However, there are issues to be found across both of Ferran's narratives. At 128 minutes, this feels markedly longer than it needed to be. Gary and Audrey's stories both contain sequences which could easily have been edited down considerably and would have felt tighter and more successful as a result. Ferran's choice to shoot his film in a remarkably unembellished manner works in terms of generating a realistic tone, but this is outweighed by the fact that it quite regularly makes his film a somewhat bland and tedious experience. Just because Bird People's realism feels incredibly genuine, that doesn't make it an interesting film to watch.

The way in which the two narratives inevitably eventually come together is also something of a simplistic anticlimax that the film takes far too long to arrive at - it's also not the ending Gary deserves, further ramping up the ire his character provokes. Perhaps most critically of all, Ferran's message of breaking free at the centre of Bird People, delivered both literally and metaphorically through his parallel tales, just isn't nearly as subtle and revelatory as the director clearly thinks it is.




Bird People plays LIFF28 again on Tuesday 18th November at 13.30 at Vue in The Light.

The 28th Leeds International Film Festival runs from 5th-20th November 2014 at cinemas around the city, including Hyde Park Picture House and Leeds Town Hall. Tickets and more information are available via the official LIFF website.


By Ben Broadribb. Ben is a regular contributor to Film Intel, having previously written at Some Like It Hot Fuzz.

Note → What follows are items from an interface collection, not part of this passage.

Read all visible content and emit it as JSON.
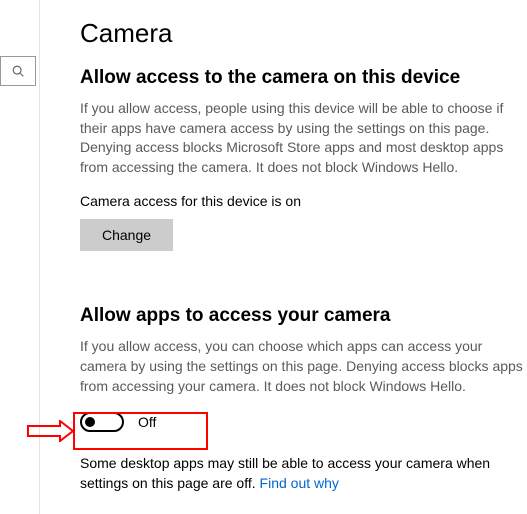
{
  "search": {
    "placeholder": ""
  },
  "page": {
    "title": "Camera"
  },
  "section1": {
    "heading": "Allow access to the camera on this device",
    "desc": "If you allow access, people using this device will be able to choose if their apps have camera access by using the settings on this page. Denying access blocks Microsoft Store apps and most desktop apps from accessing the camera. It does not block Windows Hello.",
    "status": "Camera access for this device is on",
    "change_label": "Change"
  },
  "section2": {
    "heading": "Allow apps to access your camera",
    "desc": "If you allow access, you can choose which apps can access your camera by using the settings on this page. Denying access blocks apps from accessing your camera. It does not block Windows Hello.",
    "toggle_state": "Off",
    "footnote_text": "Some desktop apps may still be able to access your camera when settings on this page are off. ",
    "footnote_link": "Find out why"
  }
}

He is normally seen in the wild wearing t-shirts containing obscure film references. He is a geek, often unashamedly so. He's also on and Twitter.